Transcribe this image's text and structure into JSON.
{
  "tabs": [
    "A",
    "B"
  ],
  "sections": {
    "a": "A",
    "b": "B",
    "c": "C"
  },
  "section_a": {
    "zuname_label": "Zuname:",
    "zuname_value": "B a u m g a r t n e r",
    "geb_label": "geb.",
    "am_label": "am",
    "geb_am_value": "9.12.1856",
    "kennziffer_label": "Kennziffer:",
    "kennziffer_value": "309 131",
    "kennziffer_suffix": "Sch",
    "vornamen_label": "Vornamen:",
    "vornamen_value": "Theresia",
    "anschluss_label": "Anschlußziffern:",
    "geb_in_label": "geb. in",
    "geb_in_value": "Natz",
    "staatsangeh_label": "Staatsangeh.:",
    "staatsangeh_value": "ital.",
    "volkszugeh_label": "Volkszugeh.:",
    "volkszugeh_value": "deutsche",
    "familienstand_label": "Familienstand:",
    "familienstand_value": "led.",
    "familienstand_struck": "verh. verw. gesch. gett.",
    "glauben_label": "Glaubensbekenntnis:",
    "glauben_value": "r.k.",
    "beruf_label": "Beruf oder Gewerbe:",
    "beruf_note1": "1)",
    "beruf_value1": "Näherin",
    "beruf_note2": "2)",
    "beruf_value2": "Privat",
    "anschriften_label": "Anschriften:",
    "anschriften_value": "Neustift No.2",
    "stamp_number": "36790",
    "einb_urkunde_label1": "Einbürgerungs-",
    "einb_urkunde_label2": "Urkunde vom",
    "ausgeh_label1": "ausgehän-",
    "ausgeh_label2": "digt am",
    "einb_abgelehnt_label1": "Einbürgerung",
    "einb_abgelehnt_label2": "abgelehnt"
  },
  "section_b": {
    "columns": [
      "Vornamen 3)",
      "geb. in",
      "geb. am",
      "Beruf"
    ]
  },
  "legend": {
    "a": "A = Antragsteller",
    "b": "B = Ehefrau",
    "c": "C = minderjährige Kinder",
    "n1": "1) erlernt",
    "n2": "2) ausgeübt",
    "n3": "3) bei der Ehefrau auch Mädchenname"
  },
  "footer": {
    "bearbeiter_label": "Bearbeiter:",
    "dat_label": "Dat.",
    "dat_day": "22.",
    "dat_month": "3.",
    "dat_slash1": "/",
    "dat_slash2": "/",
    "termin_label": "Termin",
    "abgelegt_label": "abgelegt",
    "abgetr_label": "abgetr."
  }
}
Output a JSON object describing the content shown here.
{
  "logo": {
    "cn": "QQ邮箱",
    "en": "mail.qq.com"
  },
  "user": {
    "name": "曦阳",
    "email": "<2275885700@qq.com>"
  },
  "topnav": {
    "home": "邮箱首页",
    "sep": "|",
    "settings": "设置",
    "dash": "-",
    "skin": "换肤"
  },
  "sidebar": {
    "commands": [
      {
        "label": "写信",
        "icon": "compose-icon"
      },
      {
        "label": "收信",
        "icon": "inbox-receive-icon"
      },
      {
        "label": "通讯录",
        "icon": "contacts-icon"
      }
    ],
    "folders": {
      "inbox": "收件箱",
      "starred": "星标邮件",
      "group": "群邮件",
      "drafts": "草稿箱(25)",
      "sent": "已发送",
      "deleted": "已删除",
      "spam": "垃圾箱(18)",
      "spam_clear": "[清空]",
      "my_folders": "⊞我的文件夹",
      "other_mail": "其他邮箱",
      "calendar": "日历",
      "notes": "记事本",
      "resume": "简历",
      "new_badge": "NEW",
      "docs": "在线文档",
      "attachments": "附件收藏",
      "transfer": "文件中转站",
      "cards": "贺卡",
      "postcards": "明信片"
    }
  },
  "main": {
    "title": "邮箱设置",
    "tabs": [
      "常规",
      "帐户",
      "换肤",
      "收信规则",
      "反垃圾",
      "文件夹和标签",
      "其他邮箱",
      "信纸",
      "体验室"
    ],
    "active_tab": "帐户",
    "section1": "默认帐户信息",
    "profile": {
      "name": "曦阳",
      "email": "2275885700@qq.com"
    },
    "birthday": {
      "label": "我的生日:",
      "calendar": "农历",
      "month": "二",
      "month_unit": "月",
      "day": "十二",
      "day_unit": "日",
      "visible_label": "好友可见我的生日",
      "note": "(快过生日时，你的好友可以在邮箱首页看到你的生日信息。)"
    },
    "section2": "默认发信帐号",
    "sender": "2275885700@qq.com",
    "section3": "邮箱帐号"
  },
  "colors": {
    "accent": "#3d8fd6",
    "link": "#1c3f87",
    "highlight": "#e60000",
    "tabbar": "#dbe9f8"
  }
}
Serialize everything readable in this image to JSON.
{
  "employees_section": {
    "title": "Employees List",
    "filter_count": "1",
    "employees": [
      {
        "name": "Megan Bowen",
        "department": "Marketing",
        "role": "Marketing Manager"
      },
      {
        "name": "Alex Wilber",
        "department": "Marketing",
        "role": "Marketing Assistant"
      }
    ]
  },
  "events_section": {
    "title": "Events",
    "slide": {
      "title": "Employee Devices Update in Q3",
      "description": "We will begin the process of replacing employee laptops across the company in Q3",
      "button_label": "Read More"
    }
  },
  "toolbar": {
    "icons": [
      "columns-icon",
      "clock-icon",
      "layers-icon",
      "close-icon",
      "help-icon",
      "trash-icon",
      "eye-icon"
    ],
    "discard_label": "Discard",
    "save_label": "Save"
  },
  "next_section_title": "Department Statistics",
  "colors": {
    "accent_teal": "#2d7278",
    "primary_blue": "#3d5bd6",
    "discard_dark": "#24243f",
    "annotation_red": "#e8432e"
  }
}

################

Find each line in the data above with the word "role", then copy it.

### Expected answer
        "role": "Marketing Manager"
        "role": "Marketing Assistant"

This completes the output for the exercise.